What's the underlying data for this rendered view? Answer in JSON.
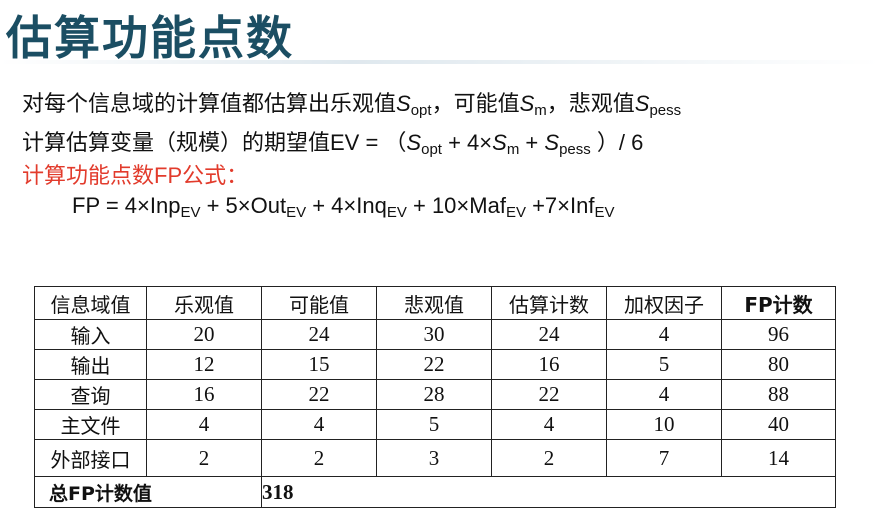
{
  "title": "估算功能点数",
  "formula_lines": {
    "line1_a": "对每个信息域的计算值都估算出乐观值",
    "line1_s": "S",
    "line1_sub_opt": "opt",
    "line1_b": "，可能值",
    "line1_sub_m": "m",
    "line1_c": "，悲观值",
    "line1_sub_pess": "pess",
    "line2_a": "计算估算变量（规模）的期望值EV = （",
    "line2_s1": "S",
    "line2_sub1": "opt",
    "line2_b": " + 4×",
    "line2_s2": "S",
    "line2_sub2": "m",
    "line2_c": " + ",
    "line2_s3": "S",
    "line2_sub3": "pess",
    "line2_d": " ）/ 6",
    "line3": "计算功能点数FP公式：",
    "line4_a": "FP = 4×Inp",
    "line4_b": " + 5×Out",
    "line4_c": " + 4×Inq",
    "line4_d": " + 10×Maf",
    "line4_e": " +7×Inf",
    "sub_ev": "EV"
  },
  "table": {
    "headers": [
      "信息域值",
      "乐观值",
      "可能值",
      "悲观值",
      "估算计数",
      "加权因子",
      "FP计数"
    ],
    "rows": [
      [
        "输入",
        "20",
        "24",
        "30",
        "24",
        "4",
        "96"
      ],
      [
        "输出",
        "12",
        "15",
        "22",
        "16",
        "5",
        "80"
      ],
      [
        "查询",
        "16",
        "22",
        "28",
        "22",
        "4",
        "88"
      ],
      [
        "主文件",
        "4",
        "4",
        "5",
        "4",
        "10",
        "40"
      ],
      [
        "外部接口",
        "2",
        "2",
        "3",
        "2",
        "7",
        "14"
      ]
    ],
    "total_label": "总FP计数值",
    "total_value": "318"
  },
  "colors": {
    "title": "#1b4e63",
    "highlight": "#e23b2c"
  }
}
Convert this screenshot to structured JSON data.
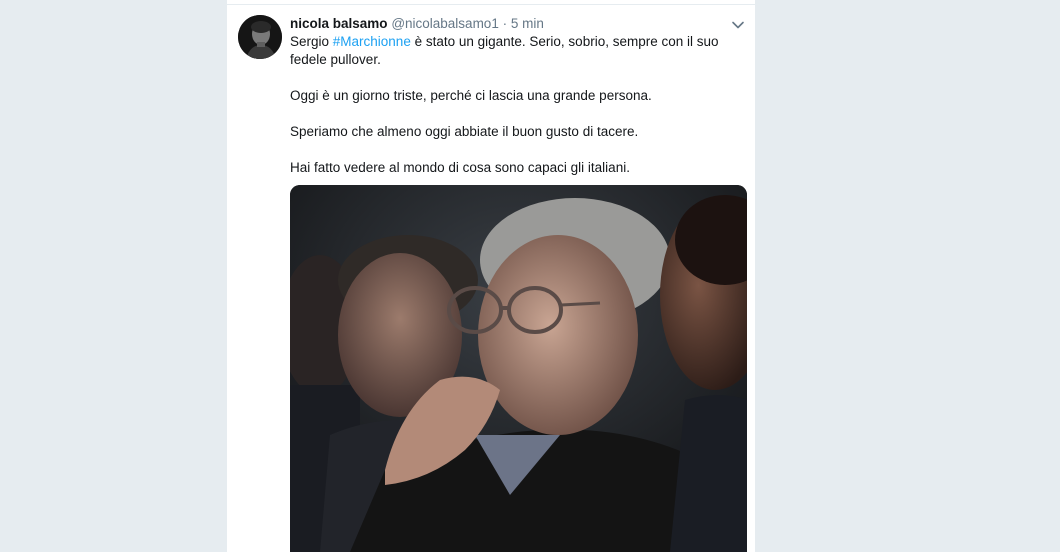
{
  "tweet": {
    "author_name": "nicola balsamo",
    "author_handle": "@nicolabalsamo1",
    "separator": "·",
    "time": "5 min",
    "line1_prefix": "Sergio ",
    "hashtag": "#Marchionne",
    "line1_suffix": " è stato un gigante. Serio, sobrio, sempre con il suo fedele pullover.",
    "paragraph2": "Oggi è un giorno triste, perché ci lascia una grande persona.",
    "paragraph3": "Speriamo che almeno oggi abbiate il buon gusto di tacere.",
    "paragraph4": "Hai fatto vedere al mondo di cosa sono capaci gli italiani.",
    "menu_icon": "chevron-down-icon",
    "hashtag_color": "#1da1f2"
  }
}
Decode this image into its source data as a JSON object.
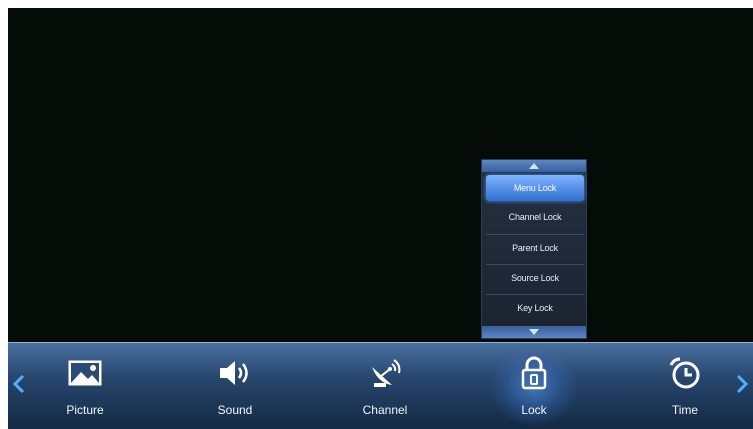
{
  "submenu": {
    "items": [
      {
        "label": "Menu Lock",
        "selected": true
      },
      {
        "label": "Channel Lock",
        "selected": false
      },
      {
        "label": "Parent Lock",
        "selected": false
      },
      {
        "label": "Source Lock",
        "selected": false
      },
      {
        "label": "Key Lock",
        "selected": false
      }
    ]
  },
  "menubar": {
    "items": [
      {
        "label": "Picture",
        "icon": "picture-icon"
      },
      {
        "label": "Sound",
        "icon": "speaker-icon"
      },
      {
        "label": "Channel",
        "icon": "satellite-dish-icon"
      },
      {
        "label": "Lock",
        "icon": "padlock-icon",
        "selected": true
      },
      {
        "label": "Time",
        "icon": "alarm-clock-icon"
      }
    ]
  },
  "colors": {
    "accent": "#4fb0ff",
    "selected_item": "#3f82e0",
    "bar_top": "#4a6f9f",
    "bar_bottom": "#132944"
  }
}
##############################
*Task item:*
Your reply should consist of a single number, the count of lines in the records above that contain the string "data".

*Exercise output:*
3